We have celebrated 10 years of life-saving flights at night by welcoming over 260 people to our charity’s very first Heli Hike at Night event at Mote Park, Maidstone.
Participants dressed for the occasion by donning glow accessories and face paints as well as carrying torches to light the way.
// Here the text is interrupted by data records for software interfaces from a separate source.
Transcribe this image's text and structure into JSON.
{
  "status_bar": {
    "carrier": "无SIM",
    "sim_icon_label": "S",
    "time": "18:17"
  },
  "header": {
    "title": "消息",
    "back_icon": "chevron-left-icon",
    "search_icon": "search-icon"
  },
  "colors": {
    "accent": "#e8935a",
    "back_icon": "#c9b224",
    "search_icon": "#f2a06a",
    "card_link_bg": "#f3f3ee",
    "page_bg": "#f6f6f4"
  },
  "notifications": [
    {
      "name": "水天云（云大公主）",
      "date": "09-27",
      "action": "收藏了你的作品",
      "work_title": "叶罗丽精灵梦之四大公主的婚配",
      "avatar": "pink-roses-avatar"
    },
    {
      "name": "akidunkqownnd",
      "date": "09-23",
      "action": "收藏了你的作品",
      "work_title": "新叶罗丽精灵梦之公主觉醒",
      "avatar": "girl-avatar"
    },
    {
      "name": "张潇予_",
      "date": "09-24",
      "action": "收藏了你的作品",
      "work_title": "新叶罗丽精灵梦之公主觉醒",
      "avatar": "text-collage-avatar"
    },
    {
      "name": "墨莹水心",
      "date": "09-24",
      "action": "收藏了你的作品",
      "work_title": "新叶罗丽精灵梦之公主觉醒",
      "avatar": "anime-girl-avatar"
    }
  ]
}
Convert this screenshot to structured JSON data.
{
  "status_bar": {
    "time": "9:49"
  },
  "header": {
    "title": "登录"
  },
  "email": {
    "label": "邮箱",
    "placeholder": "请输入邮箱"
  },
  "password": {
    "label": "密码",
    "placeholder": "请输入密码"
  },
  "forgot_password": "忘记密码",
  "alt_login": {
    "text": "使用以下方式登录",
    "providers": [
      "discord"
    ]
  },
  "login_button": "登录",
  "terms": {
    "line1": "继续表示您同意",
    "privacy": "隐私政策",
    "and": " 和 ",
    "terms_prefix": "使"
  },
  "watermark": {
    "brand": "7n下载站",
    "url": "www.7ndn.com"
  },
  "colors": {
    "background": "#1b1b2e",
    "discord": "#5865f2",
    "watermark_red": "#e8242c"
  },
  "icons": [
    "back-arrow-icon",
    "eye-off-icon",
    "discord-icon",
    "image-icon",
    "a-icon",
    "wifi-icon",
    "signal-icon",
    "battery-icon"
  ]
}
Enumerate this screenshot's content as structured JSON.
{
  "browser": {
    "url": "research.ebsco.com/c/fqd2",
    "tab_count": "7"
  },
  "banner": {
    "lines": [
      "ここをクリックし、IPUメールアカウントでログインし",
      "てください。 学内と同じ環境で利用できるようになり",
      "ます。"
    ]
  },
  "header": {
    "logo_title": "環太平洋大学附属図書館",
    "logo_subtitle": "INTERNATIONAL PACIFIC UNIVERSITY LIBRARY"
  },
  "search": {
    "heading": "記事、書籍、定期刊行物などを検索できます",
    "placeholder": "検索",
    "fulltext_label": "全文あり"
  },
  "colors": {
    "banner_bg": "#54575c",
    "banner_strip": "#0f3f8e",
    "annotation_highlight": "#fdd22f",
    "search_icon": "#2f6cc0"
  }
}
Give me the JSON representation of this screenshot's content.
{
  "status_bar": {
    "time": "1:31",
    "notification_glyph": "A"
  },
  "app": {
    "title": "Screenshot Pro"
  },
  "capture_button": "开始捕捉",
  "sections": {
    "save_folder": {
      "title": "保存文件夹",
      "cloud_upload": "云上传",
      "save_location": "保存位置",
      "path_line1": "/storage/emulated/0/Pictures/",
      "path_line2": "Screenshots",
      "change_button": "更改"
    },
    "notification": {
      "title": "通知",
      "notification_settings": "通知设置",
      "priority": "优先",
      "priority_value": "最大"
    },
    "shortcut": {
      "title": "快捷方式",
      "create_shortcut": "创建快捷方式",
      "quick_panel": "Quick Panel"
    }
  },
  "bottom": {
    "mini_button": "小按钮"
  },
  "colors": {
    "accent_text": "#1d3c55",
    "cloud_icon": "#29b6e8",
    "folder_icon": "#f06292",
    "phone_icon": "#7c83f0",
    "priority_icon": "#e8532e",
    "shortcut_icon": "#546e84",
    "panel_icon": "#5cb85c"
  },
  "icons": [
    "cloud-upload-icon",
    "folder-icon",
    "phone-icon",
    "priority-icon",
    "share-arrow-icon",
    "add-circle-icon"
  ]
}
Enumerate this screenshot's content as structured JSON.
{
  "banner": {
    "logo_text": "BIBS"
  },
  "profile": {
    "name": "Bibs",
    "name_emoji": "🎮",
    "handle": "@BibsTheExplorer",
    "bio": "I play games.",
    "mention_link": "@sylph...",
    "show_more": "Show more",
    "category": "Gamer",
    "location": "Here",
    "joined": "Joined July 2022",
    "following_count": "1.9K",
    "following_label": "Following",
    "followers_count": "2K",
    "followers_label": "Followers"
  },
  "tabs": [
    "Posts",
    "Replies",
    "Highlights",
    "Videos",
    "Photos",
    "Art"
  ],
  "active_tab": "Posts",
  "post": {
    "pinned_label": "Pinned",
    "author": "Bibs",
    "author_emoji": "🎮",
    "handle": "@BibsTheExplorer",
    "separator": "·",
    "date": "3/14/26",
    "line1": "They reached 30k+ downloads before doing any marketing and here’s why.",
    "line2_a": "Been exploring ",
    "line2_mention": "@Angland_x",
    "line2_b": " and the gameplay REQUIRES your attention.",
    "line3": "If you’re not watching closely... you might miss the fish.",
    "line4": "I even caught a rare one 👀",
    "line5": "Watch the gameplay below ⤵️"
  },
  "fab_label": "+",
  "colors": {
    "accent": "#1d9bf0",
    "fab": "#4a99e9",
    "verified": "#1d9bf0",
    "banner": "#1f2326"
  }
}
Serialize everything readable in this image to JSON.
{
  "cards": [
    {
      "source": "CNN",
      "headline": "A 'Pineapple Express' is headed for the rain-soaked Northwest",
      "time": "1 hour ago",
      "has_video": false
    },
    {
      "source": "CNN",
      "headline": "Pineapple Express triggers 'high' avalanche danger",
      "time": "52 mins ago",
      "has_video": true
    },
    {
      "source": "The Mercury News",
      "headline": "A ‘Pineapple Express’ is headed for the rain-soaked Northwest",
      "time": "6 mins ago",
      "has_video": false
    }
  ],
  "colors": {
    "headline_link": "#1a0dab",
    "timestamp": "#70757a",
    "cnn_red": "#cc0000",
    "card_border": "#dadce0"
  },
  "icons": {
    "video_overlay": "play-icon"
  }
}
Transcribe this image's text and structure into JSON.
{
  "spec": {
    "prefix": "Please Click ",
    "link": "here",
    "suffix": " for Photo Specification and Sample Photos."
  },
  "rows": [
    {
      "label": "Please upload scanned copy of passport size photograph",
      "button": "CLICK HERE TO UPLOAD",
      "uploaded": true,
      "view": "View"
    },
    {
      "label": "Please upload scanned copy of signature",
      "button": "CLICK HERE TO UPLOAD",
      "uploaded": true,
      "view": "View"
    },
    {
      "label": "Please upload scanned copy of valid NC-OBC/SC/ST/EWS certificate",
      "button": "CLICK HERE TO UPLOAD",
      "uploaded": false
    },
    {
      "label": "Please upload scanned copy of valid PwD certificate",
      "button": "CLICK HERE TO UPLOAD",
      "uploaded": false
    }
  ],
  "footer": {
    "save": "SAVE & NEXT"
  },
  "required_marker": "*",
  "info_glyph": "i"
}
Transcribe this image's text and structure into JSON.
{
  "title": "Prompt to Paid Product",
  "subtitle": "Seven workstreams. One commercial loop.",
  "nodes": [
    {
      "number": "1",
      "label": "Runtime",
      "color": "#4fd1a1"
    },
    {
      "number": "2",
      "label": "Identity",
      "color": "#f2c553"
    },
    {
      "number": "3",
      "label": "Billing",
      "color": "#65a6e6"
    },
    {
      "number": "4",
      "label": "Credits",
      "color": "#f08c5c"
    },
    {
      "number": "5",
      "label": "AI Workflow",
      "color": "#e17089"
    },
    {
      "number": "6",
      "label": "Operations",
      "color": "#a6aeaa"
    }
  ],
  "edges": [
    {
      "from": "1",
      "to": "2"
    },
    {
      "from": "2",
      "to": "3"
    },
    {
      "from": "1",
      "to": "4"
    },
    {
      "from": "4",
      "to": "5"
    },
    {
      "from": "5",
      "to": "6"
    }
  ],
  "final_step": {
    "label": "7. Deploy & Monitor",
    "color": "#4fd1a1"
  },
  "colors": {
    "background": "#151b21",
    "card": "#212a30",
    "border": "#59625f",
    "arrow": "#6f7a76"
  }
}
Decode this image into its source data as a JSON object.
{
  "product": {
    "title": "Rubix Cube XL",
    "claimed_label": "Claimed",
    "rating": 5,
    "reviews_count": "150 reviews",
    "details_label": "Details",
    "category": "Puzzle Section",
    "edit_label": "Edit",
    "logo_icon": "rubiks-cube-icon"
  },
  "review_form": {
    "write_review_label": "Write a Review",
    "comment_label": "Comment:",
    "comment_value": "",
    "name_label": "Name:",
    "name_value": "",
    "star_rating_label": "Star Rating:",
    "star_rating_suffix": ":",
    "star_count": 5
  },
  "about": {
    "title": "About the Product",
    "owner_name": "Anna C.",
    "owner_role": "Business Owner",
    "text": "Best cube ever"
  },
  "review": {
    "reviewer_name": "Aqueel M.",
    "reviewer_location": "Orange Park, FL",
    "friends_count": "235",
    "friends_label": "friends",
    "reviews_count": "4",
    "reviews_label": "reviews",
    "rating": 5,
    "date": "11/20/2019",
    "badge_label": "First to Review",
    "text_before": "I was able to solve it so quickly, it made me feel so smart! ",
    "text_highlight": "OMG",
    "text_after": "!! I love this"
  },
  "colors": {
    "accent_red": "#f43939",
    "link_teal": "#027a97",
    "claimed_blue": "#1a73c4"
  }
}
Despite the rain, spirits remained high throughout the evening, with walkers wearing a variety of hi-viz gear and hats to providing an exciting splash of colour.
One of our rapid response vehicles was at the event to light up the finish area with its flashing blue lights, as our crew members welcomed hikers across the line and presented them with well-deserved finisher medals.
Supporters could choose between a 2.5 mile or 5-mile loop around Mote Park, one of over 180 known sites across the region where our helicopters are able to land at night.
Heli Hike at Night was the finale of the our series of four Heli Hikes events across Kent, Surrey and Sussex which have so far raised over £50,000 to help us continue our life-saving work.
Lauren Simmons, our Head of Events, said: “The event celebrated the fact that for a decade our dedicated crews have been flying 24/7, 365 days a year, to deliver life-saving care wherever and whenever it is urgently needed.
“Team KSS would like to say a huge thank you to everyone who supported our Heli Hikes. We couldn’t do what we do without the support of the communities we serve, and it was great to see so many people attending these vital fundraising events.”
In 2013 we became the first Air Ambulance in the country to provide a 24/7 helicopter service all year round when a team flew to a patient involved in a road traffic collision near Canterbury, treated them and accompanied them to hospital.
Since then, we have carried out more than 4,000 missions by helicopter at night, treating over 2,000 patients.
In that time KSS aircraft have flown approximately a quarter of a million miles at night, equivalent to flying around the Earth 11 times or travelling to the Moon.
Our pilots and clinical teams use military-grade night vision goggles when operating at night. Google Earth is used to help select landing sites, as well as specialist mapping systems which show where hazards such as overhead wires or covered reservoirs are located.
There are over 180 sites known that are safe to be used at night, covering most towns and villages in Kent, Surrey and Sussex. These are as big as possible, with a minimal slope, good surface and good access in and out to enable the crew to bring a patient back safely to the aircraft.